A common approach to transfer learning under distribution shift is to fine-tune the last few layers of a pre-trained model, preserving learned features while also adapting to the new task. This paper shows that in such settings, selectively fine-tuning a subset of layers (which we term surgical fine-tuning) matches or outperforms commonly used fine-tuning approaches. Moreover, the type of distribution shift influences which subset is more effective to tune: for example, for image corruptions, fine-tuning only the first few layers works best. We validate our findings systematically across seven real-world data tasks spanning three types of distribution shifts. Theoretically, we prove that for two-layer neural networks in an idealized setting, first-layer tuning can outperform fine-tuning all layers. Intuitively, fine-tuning more parameters on a small target dataset can cause information learned during pre-training to be forgotten, and the relevant information depends on the type of shift.
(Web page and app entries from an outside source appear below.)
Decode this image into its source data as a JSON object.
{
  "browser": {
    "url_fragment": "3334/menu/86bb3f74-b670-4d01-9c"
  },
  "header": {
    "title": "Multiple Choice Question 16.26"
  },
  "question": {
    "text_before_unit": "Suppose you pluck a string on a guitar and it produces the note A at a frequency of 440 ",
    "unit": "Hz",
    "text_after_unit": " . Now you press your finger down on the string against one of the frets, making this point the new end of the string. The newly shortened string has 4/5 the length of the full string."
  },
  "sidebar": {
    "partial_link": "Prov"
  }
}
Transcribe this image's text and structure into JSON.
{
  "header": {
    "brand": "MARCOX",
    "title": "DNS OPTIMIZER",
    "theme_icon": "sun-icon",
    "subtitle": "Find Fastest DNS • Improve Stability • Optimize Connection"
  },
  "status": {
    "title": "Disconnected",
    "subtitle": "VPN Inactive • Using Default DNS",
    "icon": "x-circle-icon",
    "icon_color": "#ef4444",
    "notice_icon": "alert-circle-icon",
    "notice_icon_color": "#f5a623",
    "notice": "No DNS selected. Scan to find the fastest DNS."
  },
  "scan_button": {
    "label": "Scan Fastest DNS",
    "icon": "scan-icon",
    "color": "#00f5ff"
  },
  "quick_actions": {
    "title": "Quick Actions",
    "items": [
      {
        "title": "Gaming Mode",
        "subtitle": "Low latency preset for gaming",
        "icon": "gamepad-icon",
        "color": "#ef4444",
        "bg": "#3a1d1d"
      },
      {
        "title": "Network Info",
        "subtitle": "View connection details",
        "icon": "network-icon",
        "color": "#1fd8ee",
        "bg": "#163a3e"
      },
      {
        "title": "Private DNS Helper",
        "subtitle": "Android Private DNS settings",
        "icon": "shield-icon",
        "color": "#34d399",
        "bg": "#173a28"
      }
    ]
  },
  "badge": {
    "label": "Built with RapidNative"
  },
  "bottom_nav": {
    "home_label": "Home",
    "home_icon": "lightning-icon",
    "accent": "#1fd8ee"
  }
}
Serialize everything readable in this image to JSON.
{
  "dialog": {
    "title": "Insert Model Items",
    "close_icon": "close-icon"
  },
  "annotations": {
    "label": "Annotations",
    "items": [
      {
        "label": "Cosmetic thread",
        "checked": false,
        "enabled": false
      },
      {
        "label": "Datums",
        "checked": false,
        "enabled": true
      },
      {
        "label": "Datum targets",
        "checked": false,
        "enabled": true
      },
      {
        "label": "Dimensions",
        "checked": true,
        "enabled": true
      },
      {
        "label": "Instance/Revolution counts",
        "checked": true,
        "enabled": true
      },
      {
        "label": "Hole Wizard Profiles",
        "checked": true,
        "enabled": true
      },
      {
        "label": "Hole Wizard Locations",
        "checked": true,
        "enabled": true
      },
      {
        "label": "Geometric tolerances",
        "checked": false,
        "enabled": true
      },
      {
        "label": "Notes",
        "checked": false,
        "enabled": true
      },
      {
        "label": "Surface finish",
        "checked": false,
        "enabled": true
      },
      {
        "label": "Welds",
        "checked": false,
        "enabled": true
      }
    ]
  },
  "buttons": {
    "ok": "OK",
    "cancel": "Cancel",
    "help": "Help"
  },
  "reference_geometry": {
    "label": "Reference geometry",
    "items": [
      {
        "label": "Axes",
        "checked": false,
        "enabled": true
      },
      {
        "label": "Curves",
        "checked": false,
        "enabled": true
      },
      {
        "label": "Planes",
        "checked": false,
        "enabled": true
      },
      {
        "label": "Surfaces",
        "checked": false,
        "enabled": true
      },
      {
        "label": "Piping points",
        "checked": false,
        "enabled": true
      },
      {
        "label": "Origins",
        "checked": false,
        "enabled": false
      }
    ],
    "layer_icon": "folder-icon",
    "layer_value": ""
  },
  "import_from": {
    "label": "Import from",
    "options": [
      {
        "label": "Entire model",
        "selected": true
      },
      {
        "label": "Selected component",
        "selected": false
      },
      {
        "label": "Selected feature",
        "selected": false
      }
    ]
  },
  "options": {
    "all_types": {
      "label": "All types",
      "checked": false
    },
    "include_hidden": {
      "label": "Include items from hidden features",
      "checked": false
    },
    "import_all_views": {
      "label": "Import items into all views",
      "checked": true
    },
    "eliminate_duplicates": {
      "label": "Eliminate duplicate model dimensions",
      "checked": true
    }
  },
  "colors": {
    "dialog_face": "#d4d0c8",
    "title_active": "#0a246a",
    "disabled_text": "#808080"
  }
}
Recent work has observed that pre-trained models have higher out-of-distribution (OOD) robustness when they are exposed to less in-distribution (ID) training data (Radford et al., 2021). In particular, zero-shot models (e.g., GPT-3 and CLIP) have higher robustness than conventionally fine-tuned models, but these robustness gains fade as zero-shot models are fine-tuned on more ID data. We study this relationship between sample efficiency and robustness -- if two models have the same ID performance, does the model trained on fewer examples (higher sample efficiency) perform better OOD (higher robustness)? Surprisingly, experiments across three tasks, 23 total ID-OOD settings, and 14 models do not reveal a consistent relationship between sample efficiency and robustness -- while models with higher sample efficiency are sometimes more robust, most often there is no change in robustness, with some cases even showing decreased robustness. Since results vary on a case-by-case basis, we conduct detailed case studies of two particular ID-OOD pairs (SST-2 -> IMDb sentiment and SNLI -> HANS) to better understand why better sample efficiency may or may not yield higher robustness; attaining such an understanding requires case-by-case analysis of why models are not robust on a particular ID-OOD setting and how modeling techniques affect model capabilities.